_Instructions for the task_. Each record should be given back exactly, with none missing.

_Records supplied_.
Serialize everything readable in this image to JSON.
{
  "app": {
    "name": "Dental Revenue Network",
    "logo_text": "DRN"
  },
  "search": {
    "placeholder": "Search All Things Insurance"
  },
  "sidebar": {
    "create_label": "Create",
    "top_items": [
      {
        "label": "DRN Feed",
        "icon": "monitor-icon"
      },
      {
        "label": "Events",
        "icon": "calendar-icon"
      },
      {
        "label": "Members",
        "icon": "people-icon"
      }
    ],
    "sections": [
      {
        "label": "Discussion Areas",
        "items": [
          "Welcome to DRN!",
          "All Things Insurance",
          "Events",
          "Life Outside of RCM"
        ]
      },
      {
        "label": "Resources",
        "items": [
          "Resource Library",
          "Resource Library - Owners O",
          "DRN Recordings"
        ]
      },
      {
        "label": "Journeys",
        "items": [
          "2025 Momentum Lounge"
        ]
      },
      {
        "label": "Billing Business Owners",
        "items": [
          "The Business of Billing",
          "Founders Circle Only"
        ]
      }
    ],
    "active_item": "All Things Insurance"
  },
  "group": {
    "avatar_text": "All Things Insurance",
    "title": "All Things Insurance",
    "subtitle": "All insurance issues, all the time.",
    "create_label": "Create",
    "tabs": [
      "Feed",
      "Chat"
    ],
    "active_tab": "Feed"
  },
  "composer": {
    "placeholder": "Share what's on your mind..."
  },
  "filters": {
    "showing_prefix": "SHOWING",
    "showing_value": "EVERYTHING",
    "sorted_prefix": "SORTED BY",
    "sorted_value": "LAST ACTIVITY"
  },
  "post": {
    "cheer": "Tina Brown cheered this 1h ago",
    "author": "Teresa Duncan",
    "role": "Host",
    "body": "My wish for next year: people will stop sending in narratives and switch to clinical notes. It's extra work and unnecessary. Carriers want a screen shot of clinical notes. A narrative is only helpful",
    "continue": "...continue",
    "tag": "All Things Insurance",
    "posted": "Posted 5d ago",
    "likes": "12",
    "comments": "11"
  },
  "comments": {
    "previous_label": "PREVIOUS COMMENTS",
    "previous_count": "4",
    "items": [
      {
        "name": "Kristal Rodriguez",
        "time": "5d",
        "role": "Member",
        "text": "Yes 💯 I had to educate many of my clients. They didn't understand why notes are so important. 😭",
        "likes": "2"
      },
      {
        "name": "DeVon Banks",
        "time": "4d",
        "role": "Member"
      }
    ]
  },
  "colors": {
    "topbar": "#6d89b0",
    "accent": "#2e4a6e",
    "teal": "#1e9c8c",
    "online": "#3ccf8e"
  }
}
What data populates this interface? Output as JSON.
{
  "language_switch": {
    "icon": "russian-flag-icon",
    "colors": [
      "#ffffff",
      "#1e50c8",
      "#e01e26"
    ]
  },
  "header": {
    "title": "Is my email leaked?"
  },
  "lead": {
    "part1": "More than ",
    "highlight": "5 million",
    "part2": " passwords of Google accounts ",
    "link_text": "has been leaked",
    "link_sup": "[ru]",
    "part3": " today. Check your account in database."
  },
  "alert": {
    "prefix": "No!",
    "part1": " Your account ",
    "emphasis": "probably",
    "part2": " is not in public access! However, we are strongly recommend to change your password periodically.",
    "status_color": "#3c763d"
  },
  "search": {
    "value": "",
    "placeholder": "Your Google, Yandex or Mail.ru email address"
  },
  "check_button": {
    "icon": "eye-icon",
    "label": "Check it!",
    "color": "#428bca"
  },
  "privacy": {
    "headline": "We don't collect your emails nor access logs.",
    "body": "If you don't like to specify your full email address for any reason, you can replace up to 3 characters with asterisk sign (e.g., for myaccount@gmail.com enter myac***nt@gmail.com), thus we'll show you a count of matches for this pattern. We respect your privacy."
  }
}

_Written answer_.
Serialize everything readable in this image to JSON.
{
  "app": {
    "name": "Dental Revenue Network",
    "logo_text": "DRN"
  },
  "search": {
    "placeholder": "Search All Things Insurance"
  },
  "sidebar": {
    "create_label": "Create",
    "top_items": [
      {
        "label": "DRN Feed",
        "icon": "monitor-icon"
      },
      {
        "label": "Events",
        "icon": "calendar-icon"
      },
      {
        "label": "Members",
        "icon": "people-icon"
      }
    ],
    "sections": [
      {
        "label": "Discussion Areas",
        "items": [
          "Welcome to DRN!",
          "All Things Insurance",
          "Events",
          "Life Outside of RCM"
        ]
      },
      {
        "label": "Resources",
        "items": [
          "Resource Library",
          "Resource Library - Owners O",
          "DRN Recordings"
        ]
      },
      {
        "label": "Journeys",
        "items": [
          "2025 Momentum Lounge"
        ]
      },
      {
        "label": "Billing Business Owners",
        "items": [
          "The Business of Billing",
          "Founders Circle Only"
        ]
      }
    ],
    "active_item": "All Things Insurance"
  },
  "group": {
    "avatar_text": "All Things Insurance",
    "title": "All Things Insurance",
    "subtitle": "All insurance issues, all the time.",
    "create_label": "Create",
    "tabs": [
      "Feed",
      "Chat"
    ],
    "active_tab": "Feed"
  },
  "composer": {
    "placeholder": "Share what's on your mind..."
  },
  "filters": {
    "showing_prefix": "SHOWING",
    "showing_value": "EVERYTHING",
    "sorted_prefix": "SORTED BY",
    "sorted_value": "LAST ACTIVITY"
  },
  "post": {
    "cheer": "Tina Brown cheered this 1h ago",
    "author": "Teresa Duncan",
    "role": "Host",
    "body": "My wish for next year: people will stop sending in narratives and switch to clinical notes. It's extra work and unnecessary. Carriers want a screen shot of clinical notes. A narrative is only helpful",
    "continue": "...continue",
    "tag": "All Things Insurance",
    "posted": "Posted 5d ago",
    "likes": "12",
    "comments": "11"
  },
  "comments": {
    "previous_label": "PREVIOUS COMMENTS",
    "previous_count": "4",
    "items": [
      {
        "name": "Kristal Rodriguez",
        "time": "5d",
        "role": "Member",
        "text": "Yes 💯 I had to educate many of my clients. They didn't understand why notes are so important. 😭",
        "likes": "2"
      },
      {
        "name": "DeVon Banks",
        "time": "4d",
        "role": "Member"
      }
    ]
  },
  "colors": {
    "topbar": "#6d89b0",
    "accent": "#2e4a6e",
    "teal": "#1e9c8c",
    "online": "#3ccf8e"
  }
}
What data populates this interface? Output as JSON.
{
  "language_switch": {
    "icon": "russian-flag-icon",
    "colors": [
      "#ffffff",
      "#1e50c8",
      "#e01e26"
    ]
  },
  "header": {
    "title": "Is my email leaked?"
  },
  "lead": {
    "part1": "More than ",
    "highlight": "5 million",
    "part2": " passwords of Google accounts ",
    "link_text": "has been leaked",
    "link_sup": "[ru]",
    "part3": " today. Check your account in database."
  },
  "alert": {
    "prefix": "No!",
    "part1": " Your account ",
    "emphasis": "probably",
    "part2": " is not in public access! However, we are strongly recommend to change your password periodically.",
    "status_color": "#3c763d"
  },
  "search": {
    "value": "",
    "placeholder": "Your Google, Yandex or Mail.ru email address"
  },
  "check_button": {
    "icon": "eye-icon",
    "label": "Check it!",
    "color": "#428bca"
  },
  "privacy": {
    "headline": "We don't collect your emails nor access logs.",
    "body": "If you don't like to specify your full email address for any reason, you can replace up to 3 characters with asterisk sign (e.g., for myaccount@gmail.com enter myac***nt@gmail.com), thus we'll show you a count of matches for this pattern. We respect your privacy."
  }
}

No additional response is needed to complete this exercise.